> _INSTRUCTIONS FOR THE TASK_:
Copy each line below without leaving any out.

##### DATA IN THIS EXERCISE #####

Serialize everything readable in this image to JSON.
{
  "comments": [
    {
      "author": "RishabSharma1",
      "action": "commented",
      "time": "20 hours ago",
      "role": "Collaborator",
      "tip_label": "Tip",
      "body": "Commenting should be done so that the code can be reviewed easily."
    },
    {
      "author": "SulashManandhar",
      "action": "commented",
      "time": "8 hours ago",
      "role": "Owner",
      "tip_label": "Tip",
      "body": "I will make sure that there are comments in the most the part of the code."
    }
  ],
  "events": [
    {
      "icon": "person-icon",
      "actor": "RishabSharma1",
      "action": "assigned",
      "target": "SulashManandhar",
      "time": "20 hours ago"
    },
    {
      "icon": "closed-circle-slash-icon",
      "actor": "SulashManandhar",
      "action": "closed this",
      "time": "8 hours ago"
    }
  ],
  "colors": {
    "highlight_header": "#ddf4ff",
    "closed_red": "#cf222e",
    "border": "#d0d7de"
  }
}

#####

> _SOLUTION_:
Serialize everything readable in this image to JSON.
{
  "comments": [
    {
      "author": "RishabSharma1",
      "action": "commented",
      "time": "20 hours ago",
      "role": "Collaborator",
      "tip_label": "Tip",
      "body": "Commenting should be done so that the code can be reviewed easily."
    },
    {
      "author": "SulashManandhar",
      "action": "commented",
      "time": "8 hours ago",
      "role": "Owner",
      "tip_label": "Tip",
      "body": "I will make sure that there are comments in the most the part of the code."
    }
  ],
  "events": [
    {
      "icon": "person-icon",
      "actor": "RishabSharma1",
      "action": "assigned",
      "target": "SulashManandhar",
      "time": "20 hours ago"
    },
    {
      "icon": "closed-circle-slash-icon",
      "actor": "SulashManandhar",
      "action": "closed this",
      "time": "8 hours ago"
    }
  ],
  "colors": {
    "highlight_header": "#ddf4ff",
    "closed_red": "#cf222e",
    "border": "#d0d7de"
  }
}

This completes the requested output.